Hey, I don’t think they are allowed to do that.
They aren’t, but had we known back then what we know now, it would have been different. My mother probably would have sued them. I didn’t do a lot of the same things my peers did. I go home to get a reality check and to see that the majority of people that were there are still there, and they look twice my age. I’m like, OK. I am thinking of sugar plum fairies, musical unicorns, and I’m not going to let anything stress me out. I have $5 in my pocket, but good God, that’s enough to go to McDonald’s and to get myself a cheeseburger and fries and buy me a dollar bottle of water. That’s just how I feel. I can’t stress about things that I can’t make different.

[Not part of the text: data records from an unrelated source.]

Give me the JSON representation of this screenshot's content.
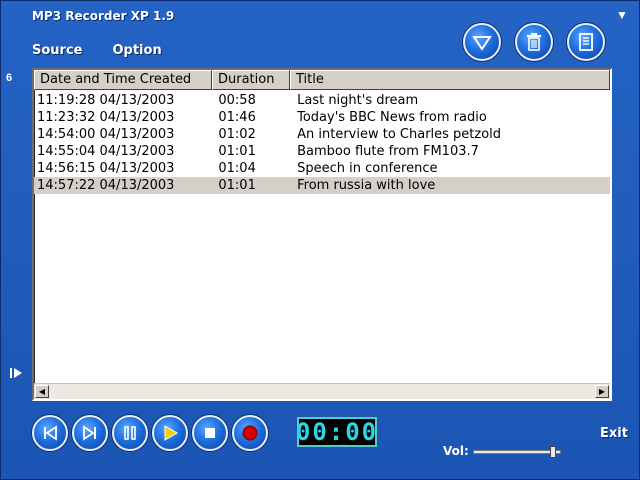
{
  "window": {
    "title": "MP3 Recorder XP 1.9",
    "minimize_glyph": "▼"
  },
  "menu": [
    {
      "label": "Source"
    },
    {
      "label": "Option"
    }
  ],
  "toolbar": {
    "icons": [
      "down-triangle-icon",
      "trash-icon",
      "document-icon"
    ]
  },
  "side": {
    "count": "6",
    "play_glyph": "▶"
  },
  "list": {
    "columns": [
      "Date and Time Created",
      "Duration",
      "Title"
    ],
    "rows": [
      {
        "created": "11:19:28  04/13/2003",
        "duration": "00:58",
        "title": "Last night's dream",
        "selected": false
      },
      {
        "created": "11:23:32  04/13/2003",
        "duration": "01:46",
        "title": "Today's BBC News from radio",
        "selected": false
      },
      {
        "created": "14:54:00  04/13/2003",
        "duration": "01:02",
        "title": "An interview to Charles petzold",
        "selected": false
      },
      {
        "created": "14:55:04  04/13/2003",
        "duration": "01:01",
        "title": "Bamboo flute from FM103.7",
        "selected": false
      },
      {
        "created": "14:56:15  04/13/2003",
        "duration": "01:04",
        "title": "Speech in conference",
        "selected": false
      },
      {
        "created": "14:57:22  04/13/2003",
        "duration": "01:01",
        "title": "From russia with love",
        "selected": true
      }
    ]
  },
  "controls": {
    "buttons": [
      "previous-icon",
      "next-icon",
      "pause-icon",
      "play-icon",
      "stop-icon",
      "record-icon"
    ]
  },
  "timer": {
    "display": "00:00"
  },
  "exit": {
    "label": "Exit"
  },
  "volume": {
    "label": "Vol:",
    "level": 0.95
  },
  "colors": {
    "accent": "#1f5fbf",
    "record": "#d40000",
    "play": "#f2d200",
    "lcd": "#27d7e8"
  }
}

It’s a part of life, and I think that the biggest issue that we have as human beings is we try to be the authors of our own futures. We can’t map out what it is that is happening to us. We have to look at it as God is the author. You might wake up one day and not have a job, and then two weeks later someone calls you with an opportunity. If you sit there and stress out about it, you’re going to make yourself sick. And the doubt will literally make you want to kill yourself.
You are a lot of fun though.
Honey, you haven’t seen anything. We have to go out for drinks!
We do! I love that gay gene!
We created everything. If it wasn’t for us we wouldn’t be sitting next to each other in school. The man that put together Martin Luther King’s speech was a gay man.
I didn’t know that.
Honey, I do my research. For me, I felt for so long that there were so many things wrong with me, like my dad not loving me. I never heard my father say “I love you.” I never had a hug from him. So I went out and looked for it from older men, thinking that they were going to love me. It didn’t do nothing but break me even more. When you get into that broken state, it’s kind of like now for me with relationships. He better be on a white horse and have a crown on his head and all of the above. I don’t know what it’s like to be in a real relationship, because all I looked for was just a man to love me. At that point in time, that’s all I knew about homosexuality.
Hey, wait, I have someone for you. My best sister Aaron Paul. I know you will hit it off.
You’re about to adopt me; I’m a new member of your family! I’m one of your new daughters. I’m loving you already. I’m a bundle of fun. As long as I can make someone laugh, I’m doing the right thing, because laughter makes you stay young. Me making someone smile is like giving life back to them.
I knew I would love you!